◆ Task objective
Look for the word "your" in the material below, then report each line where it occurs.

....

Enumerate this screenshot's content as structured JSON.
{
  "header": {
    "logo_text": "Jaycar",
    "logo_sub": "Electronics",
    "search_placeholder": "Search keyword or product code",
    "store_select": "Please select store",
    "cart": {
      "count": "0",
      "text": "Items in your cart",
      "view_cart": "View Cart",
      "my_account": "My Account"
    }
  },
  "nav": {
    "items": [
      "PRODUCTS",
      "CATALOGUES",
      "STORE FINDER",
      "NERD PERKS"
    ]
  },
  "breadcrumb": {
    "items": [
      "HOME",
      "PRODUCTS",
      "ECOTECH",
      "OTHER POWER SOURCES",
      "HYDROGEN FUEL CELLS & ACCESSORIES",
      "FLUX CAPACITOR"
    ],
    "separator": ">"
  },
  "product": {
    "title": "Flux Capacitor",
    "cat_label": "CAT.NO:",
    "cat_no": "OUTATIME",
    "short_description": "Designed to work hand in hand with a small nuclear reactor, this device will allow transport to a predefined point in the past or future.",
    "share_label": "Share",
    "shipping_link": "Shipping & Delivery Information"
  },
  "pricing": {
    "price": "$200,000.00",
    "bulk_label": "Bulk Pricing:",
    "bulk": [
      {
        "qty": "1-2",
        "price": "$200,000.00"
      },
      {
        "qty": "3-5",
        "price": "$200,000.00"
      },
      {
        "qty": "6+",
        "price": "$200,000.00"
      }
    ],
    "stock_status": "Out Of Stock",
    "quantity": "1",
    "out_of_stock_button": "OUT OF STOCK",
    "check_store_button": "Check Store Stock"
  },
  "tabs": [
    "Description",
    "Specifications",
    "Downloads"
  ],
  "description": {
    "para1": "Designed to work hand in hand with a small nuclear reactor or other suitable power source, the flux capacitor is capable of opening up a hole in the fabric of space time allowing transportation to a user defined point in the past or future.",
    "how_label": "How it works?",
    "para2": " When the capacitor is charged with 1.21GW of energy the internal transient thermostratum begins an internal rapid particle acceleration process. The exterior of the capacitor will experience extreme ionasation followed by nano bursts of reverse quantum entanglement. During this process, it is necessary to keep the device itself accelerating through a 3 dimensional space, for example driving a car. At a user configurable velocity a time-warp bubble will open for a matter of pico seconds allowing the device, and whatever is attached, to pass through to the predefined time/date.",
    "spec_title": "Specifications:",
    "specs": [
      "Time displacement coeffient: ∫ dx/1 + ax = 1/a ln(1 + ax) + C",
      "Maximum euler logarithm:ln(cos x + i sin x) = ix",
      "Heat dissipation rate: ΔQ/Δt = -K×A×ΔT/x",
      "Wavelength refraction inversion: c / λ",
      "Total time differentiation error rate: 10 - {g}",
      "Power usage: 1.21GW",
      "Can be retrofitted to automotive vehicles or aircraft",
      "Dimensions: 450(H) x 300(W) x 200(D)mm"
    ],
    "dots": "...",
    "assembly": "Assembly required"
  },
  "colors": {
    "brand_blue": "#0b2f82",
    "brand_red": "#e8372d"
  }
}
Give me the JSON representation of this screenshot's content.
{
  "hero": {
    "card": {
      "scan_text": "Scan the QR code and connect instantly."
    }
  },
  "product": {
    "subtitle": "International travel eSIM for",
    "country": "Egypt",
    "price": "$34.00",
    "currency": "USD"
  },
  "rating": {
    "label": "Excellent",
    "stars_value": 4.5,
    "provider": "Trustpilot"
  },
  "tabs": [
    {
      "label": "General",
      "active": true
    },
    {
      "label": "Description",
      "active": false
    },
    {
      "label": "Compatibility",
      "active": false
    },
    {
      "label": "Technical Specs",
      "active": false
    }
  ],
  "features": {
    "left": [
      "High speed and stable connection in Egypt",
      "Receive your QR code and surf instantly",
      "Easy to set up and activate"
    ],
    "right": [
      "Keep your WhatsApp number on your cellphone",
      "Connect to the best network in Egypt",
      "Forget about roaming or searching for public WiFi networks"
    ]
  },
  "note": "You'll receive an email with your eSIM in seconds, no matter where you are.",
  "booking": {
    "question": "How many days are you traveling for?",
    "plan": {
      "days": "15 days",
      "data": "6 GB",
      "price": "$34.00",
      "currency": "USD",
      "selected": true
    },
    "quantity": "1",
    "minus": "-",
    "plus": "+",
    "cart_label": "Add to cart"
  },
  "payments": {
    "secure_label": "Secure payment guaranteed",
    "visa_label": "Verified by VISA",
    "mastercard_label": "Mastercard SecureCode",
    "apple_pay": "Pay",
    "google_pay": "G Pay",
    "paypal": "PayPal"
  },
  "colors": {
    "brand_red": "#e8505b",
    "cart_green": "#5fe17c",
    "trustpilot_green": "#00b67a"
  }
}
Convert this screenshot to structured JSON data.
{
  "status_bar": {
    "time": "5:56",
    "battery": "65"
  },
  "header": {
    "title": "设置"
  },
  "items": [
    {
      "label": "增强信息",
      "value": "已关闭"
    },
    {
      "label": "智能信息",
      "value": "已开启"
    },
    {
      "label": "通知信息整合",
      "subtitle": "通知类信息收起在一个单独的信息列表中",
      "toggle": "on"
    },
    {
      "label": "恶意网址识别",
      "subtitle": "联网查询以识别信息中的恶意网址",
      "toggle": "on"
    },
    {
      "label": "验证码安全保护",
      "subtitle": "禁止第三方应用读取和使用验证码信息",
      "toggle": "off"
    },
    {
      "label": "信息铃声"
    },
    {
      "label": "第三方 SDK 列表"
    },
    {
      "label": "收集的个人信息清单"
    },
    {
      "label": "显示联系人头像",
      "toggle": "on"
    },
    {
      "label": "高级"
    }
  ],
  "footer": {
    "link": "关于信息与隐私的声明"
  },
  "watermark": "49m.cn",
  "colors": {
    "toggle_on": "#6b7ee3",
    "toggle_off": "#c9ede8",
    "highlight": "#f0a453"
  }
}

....

◆ Written response
      "text": "Items in your cart",
      "Receive your QR code and surf instantly",
      "Keep your WhatsApp number on your cellphone",
  "note": "You'll receive an email with your eSIM in seconds, no matter where you are.",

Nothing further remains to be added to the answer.